(Items listed in a dataset)
[Start of section]

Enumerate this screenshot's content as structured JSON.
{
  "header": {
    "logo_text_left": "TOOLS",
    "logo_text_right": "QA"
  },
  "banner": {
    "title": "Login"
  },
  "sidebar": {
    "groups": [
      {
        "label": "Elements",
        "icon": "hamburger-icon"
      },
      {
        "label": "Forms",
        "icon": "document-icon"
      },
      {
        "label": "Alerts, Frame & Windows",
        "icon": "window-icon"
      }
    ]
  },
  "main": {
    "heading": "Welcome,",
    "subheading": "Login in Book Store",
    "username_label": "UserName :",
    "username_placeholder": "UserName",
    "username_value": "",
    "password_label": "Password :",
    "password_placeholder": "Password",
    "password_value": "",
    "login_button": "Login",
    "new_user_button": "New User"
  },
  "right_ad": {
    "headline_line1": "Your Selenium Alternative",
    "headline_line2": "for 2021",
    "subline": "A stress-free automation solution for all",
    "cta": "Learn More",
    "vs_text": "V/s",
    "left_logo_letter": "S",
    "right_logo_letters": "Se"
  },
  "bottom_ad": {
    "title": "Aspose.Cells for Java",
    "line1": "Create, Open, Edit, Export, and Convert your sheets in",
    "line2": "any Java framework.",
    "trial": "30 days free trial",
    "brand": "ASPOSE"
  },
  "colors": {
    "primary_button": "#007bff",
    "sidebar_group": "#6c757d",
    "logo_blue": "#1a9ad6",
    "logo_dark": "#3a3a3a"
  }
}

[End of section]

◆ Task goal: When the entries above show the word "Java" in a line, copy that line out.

◆ Answer to the problem:
    "title": "Aspose.Cells for Java",
    "line2": "any Java framework.",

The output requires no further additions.